▶ _WORK TO BE COMPLETED_
Copy out all the lines of the data that hold the word "Generators".

▶ _DATA_
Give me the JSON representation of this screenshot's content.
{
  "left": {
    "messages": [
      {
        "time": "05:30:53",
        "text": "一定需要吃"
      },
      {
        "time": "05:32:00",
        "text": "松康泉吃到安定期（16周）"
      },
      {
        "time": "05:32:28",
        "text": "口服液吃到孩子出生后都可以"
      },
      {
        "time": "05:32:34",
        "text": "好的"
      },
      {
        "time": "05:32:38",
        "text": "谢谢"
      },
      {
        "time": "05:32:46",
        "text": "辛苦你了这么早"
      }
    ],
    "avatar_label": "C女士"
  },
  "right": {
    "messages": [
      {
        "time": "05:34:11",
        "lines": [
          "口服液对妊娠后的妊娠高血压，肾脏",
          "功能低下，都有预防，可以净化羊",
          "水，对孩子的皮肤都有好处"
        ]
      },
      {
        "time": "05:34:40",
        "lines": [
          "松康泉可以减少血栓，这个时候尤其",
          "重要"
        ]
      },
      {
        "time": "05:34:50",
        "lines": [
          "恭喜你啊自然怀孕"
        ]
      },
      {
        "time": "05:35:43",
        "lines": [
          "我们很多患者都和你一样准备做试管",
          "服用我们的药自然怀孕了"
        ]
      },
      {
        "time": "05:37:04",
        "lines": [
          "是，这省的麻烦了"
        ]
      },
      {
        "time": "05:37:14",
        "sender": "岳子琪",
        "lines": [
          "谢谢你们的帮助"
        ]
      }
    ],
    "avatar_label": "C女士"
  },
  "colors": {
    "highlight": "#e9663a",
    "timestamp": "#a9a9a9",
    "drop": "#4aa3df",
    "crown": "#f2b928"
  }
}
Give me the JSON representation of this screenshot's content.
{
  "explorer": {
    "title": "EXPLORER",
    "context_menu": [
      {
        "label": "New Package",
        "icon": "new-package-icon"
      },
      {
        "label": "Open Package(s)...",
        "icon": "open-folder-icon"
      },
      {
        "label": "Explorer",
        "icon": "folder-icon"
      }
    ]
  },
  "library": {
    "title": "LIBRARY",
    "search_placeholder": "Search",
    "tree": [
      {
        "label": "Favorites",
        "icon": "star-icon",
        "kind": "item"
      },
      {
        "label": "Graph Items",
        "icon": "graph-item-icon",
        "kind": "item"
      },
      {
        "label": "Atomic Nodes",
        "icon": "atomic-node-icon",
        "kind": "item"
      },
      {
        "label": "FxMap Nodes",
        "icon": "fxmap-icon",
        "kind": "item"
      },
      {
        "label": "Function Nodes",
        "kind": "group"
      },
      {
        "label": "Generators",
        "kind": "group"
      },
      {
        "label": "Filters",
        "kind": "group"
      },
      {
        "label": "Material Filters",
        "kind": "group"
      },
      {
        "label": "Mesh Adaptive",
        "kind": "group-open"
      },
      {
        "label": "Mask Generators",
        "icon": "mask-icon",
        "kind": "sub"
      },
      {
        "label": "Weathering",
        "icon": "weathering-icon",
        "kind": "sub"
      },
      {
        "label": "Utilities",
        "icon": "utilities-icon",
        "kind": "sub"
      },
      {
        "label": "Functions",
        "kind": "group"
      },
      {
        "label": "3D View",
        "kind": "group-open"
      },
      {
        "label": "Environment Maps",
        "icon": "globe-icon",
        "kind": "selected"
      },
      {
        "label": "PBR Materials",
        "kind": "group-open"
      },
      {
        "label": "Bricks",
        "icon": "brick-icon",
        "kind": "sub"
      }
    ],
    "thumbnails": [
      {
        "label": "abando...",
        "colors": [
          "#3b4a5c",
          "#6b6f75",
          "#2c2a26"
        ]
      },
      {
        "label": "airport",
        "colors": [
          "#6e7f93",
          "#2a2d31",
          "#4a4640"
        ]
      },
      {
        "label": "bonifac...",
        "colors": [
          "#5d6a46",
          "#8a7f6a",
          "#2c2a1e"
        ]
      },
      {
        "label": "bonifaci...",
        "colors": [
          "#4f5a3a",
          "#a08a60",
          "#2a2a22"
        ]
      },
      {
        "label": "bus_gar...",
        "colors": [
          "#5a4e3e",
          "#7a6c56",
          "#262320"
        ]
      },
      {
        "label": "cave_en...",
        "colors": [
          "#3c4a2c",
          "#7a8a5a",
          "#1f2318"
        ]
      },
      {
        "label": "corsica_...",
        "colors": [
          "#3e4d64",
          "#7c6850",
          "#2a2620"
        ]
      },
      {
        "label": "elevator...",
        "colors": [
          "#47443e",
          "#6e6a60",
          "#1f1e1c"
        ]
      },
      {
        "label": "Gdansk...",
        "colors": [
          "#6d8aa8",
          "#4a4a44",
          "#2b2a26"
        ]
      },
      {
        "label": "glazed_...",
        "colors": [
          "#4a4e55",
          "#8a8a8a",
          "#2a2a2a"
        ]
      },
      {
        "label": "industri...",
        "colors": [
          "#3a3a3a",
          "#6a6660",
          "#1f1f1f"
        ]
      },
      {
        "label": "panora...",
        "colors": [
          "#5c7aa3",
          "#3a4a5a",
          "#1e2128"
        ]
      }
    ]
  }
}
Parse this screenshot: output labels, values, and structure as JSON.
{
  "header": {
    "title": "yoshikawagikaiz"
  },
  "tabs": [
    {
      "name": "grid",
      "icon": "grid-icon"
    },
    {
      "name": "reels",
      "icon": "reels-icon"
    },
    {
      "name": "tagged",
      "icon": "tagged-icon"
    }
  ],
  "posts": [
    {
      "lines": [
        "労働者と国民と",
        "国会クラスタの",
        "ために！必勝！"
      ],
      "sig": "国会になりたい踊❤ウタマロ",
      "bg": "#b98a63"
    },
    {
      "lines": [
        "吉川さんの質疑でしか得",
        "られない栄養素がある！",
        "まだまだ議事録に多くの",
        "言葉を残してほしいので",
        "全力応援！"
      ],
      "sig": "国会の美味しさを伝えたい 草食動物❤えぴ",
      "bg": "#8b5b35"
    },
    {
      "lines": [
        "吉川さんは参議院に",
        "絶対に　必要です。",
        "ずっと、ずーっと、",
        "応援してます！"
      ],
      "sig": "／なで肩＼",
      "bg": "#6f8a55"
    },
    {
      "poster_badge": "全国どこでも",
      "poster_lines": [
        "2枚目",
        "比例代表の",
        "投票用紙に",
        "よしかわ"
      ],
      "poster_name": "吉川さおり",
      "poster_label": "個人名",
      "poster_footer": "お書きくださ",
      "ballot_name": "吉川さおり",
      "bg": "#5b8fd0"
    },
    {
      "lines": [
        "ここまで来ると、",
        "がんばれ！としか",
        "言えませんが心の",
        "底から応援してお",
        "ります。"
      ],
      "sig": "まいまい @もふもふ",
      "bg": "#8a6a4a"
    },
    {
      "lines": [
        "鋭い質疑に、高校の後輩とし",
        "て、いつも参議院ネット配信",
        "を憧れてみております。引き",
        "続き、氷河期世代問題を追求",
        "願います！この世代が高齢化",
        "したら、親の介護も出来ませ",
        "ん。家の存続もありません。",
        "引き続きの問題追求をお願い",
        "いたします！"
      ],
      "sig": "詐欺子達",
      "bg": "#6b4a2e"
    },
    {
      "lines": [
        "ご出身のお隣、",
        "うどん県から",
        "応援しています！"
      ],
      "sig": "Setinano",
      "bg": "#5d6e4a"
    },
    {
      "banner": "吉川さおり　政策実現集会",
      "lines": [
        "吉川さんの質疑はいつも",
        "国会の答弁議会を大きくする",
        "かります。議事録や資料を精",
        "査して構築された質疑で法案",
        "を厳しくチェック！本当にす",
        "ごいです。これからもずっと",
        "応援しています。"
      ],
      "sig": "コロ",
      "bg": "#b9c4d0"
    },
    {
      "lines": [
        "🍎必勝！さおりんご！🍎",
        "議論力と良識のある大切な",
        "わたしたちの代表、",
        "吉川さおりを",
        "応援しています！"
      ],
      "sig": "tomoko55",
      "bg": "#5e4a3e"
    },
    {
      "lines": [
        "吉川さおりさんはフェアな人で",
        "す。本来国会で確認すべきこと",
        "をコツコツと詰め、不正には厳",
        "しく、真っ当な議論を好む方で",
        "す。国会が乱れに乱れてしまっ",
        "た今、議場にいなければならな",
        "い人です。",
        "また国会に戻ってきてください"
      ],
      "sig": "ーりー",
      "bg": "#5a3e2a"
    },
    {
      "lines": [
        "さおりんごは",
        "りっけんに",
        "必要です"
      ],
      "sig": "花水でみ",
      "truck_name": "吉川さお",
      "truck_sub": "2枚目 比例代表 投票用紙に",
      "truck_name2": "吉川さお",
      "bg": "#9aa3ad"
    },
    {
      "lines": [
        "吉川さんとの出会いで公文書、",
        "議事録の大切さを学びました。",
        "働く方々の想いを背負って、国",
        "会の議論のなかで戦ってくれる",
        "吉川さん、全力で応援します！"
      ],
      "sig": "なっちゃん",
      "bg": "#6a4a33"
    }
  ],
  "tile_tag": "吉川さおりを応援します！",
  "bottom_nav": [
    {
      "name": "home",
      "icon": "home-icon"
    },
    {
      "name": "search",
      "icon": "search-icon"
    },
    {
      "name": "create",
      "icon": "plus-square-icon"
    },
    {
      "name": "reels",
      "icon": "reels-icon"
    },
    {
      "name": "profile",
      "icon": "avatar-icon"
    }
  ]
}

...

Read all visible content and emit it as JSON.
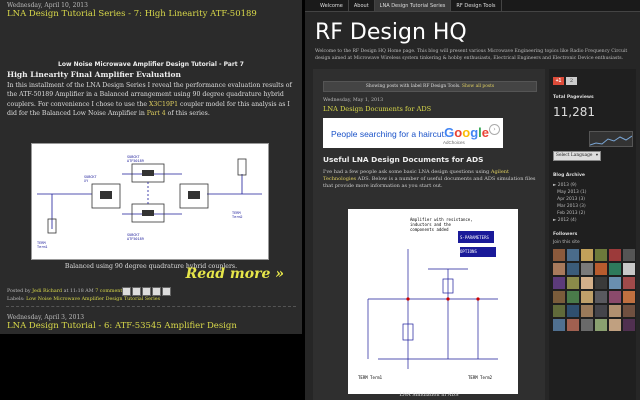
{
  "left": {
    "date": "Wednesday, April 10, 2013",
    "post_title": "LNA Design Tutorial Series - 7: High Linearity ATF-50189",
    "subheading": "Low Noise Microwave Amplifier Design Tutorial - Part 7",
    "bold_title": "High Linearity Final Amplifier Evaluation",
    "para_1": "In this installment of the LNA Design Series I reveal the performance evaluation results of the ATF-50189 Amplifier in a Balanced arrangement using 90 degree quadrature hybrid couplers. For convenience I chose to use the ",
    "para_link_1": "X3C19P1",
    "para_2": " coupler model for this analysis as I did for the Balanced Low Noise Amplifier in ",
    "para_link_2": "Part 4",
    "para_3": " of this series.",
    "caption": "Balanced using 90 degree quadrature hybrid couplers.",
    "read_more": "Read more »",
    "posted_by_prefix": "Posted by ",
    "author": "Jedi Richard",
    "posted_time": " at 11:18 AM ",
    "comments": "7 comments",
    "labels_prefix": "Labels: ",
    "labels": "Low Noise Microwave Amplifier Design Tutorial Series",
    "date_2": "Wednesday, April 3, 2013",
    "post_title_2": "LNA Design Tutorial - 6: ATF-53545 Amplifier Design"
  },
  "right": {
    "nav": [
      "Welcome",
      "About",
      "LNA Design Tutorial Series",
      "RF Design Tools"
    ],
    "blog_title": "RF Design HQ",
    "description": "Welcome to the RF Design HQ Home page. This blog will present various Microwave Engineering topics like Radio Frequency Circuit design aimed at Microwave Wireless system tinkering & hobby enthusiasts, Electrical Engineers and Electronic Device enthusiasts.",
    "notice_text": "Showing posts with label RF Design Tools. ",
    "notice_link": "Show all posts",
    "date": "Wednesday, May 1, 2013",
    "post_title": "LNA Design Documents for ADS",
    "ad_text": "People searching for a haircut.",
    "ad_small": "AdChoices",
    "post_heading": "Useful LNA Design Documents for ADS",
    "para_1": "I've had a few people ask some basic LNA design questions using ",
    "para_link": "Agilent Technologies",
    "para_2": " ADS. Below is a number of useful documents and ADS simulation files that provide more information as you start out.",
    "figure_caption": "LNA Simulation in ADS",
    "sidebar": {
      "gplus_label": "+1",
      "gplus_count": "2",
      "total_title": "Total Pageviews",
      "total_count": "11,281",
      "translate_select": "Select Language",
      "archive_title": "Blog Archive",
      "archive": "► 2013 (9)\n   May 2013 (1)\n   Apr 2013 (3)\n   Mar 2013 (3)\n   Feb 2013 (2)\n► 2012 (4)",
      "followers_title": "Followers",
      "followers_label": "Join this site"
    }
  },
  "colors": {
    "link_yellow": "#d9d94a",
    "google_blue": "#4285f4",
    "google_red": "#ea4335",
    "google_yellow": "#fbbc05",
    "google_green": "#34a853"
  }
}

▶ _EXERCISE ANSWER_
        "label": "Generators",
        "label": "Mask Generators",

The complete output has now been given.